▶ YOUR ASSIGNMENT: What lines in the listing below hold the string "here"? Please copy them out.

▶ DATA RECORDS:
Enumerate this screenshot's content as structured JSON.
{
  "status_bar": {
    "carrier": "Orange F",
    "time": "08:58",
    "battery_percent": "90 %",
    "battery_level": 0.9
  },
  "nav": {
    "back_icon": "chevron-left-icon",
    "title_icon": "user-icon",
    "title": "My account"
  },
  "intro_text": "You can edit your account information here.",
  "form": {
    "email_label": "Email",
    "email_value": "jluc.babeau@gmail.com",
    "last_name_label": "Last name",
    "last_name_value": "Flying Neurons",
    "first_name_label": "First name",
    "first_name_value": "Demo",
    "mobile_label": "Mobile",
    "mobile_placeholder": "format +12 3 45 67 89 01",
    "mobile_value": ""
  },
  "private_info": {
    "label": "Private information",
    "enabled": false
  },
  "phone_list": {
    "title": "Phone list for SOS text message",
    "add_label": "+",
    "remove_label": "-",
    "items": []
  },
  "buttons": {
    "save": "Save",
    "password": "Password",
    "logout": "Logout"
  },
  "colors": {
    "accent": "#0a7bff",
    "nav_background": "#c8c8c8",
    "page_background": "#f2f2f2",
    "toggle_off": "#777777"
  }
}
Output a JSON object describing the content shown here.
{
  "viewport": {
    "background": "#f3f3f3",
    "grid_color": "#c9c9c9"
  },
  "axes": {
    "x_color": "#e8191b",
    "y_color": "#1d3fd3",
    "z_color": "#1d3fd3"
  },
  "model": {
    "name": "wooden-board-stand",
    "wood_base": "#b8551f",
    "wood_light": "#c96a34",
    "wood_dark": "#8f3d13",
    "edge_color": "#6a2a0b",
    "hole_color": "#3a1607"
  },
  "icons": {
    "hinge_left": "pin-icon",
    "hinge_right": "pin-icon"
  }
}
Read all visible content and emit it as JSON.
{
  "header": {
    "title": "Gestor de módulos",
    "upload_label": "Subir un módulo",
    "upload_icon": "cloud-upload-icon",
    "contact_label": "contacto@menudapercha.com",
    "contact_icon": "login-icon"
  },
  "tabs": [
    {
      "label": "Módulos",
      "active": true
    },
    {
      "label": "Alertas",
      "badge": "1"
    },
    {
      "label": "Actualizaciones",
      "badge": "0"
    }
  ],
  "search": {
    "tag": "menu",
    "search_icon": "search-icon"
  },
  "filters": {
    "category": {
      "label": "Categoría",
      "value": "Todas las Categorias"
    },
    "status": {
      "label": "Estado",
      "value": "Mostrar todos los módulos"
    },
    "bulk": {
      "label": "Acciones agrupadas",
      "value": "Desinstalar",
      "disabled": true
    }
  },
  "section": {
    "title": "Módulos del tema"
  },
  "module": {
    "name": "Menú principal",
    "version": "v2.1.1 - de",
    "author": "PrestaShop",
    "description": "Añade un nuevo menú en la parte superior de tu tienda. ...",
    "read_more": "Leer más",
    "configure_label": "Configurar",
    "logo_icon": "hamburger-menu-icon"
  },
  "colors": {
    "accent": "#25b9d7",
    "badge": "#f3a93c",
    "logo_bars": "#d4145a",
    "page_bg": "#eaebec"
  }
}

▶ TASK ANSWER:
  "intro_text": "You can edit your account information here.",
Output a JSON object describing the content shown here.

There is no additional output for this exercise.